Australia and Switzerland have a long history of Antarctic scientific collaboration dating back to the Australasian Antarctic Expedition of 1911-1914 when Xavier Mertz became the first Swiss to set foot in Antarctica. Mertz, a Doctor of Laws from the University of Bern, was selected because of his experience as a mountaineer and an accomplished skier, as well as for his knowledge of glacier and mountain formations.
Fast forward to November 2020, the Swiss Polar Institute (SPI) and the Australian Antarctic Division (AAD) have signed a Statement of Commitment to advance scientific research on and around the icy continent. The Commitment signed during a virtual ceremony with representatives tuning in from Hobart, Canberra, Bern, Lausanne and Zurich, will enable and promote greater cooperation on a broad range of high altitude and extreme environments research, such as Antarctic ecology, climate science, global sea level change, and ice core science. It will also facilitate Swiss researchers’ access to Australia’s new icebreaker, the research and supply vessel “Nuyina”, when its Antarctic service commences in 2021. Scientific representatives from the AAD and SPI will meet annually to monitor progress and identify new research projects.

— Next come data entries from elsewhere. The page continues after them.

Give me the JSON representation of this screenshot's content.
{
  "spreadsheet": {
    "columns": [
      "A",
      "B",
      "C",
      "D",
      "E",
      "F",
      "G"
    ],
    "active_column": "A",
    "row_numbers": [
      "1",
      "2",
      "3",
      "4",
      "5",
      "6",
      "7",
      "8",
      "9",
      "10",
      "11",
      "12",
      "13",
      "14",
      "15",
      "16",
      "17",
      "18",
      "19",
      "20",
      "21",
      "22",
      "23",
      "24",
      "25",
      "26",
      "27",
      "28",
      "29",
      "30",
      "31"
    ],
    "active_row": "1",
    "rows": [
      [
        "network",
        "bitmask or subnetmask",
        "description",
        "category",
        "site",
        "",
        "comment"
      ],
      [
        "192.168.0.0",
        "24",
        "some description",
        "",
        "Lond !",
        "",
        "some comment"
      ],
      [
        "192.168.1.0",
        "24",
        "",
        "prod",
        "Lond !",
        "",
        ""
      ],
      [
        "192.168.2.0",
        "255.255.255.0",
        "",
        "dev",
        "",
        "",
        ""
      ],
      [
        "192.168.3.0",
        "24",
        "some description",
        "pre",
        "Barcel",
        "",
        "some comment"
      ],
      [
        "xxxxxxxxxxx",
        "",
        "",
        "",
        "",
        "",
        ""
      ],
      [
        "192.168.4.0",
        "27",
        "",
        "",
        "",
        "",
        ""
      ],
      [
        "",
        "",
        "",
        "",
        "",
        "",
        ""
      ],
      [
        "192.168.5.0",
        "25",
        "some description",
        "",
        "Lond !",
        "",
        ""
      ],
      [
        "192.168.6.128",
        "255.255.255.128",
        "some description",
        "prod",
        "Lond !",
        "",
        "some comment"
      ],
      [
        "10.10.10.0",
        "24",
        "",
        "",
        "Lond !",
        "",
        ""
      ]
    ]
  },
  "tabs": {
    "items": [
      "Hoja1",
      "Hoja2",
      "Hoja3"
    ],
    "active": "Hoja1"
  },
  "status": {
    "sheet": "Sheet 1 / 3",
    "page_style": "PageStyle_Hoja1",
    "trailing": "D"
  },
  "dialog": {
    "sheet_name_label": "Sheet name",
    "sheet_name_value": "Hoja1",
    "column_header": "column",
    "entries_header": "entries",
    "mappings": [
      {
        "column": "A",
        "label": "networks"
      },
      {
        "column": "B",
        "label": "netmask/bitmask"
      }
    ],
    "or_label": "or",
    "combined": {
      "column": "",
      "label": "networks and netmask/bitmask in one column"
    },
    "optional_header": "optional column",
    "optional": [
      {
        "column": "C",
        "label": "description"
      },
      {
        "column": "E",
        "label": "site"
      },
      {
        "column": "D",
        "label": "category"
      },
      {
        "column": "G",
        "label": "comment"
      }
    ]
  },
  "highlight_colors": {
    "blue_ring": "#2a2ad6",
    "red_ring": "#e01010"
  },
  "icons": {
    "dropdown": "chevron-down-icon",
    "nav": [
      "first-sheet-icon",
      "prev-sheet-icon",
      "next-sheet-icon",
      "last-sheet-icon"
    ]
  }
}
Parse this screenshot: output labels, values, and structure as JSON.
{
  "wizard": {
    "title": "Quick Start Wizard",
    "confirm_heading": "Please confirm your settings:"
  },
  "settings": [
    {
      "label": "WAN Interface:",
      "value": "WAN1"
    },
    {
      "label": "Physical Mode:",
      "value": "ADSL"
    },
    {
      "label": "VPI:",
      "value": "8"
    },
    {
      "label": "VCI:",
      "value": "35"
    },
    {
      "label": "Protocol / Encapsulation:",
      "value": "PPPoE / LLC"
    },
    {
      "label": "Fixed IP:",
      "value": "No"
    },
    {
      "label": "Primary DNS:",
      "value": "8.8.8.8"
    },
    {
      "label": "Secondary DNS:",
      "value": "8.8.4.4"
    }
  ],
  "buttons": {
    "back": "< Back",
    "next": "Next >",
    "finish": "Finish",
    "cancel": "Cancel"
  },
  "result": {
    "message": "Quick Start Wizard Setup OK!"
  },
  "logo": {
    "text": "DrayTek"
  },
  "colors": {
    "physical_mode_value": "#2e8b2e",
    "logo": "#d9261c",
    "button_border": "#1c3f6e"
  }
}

The Embassy of Switzerland in Australia laid the ground for the new Commitment, supporting various initiatives and developing contacts across the Australian Antarctic landscape over the years, and ultimately facilitated the negotiations between AAD and SPI. “The Commitment promotes the cooperation in Antarctic research between the polar and high altitude science communities of Switzerland and Australia,” said Swiss Ambassador Pedro Zwahlen. “Most importantly, Swiss and Australian scientists leveraging the AAD’s unique infrastructure in Antarctica and the Southern Ocean will advance our understanding of the engine of the earth’s climate,” he said. The intensification of international collaboration in polar research is crucial given the challenges linked to extreme environments like Antarctica.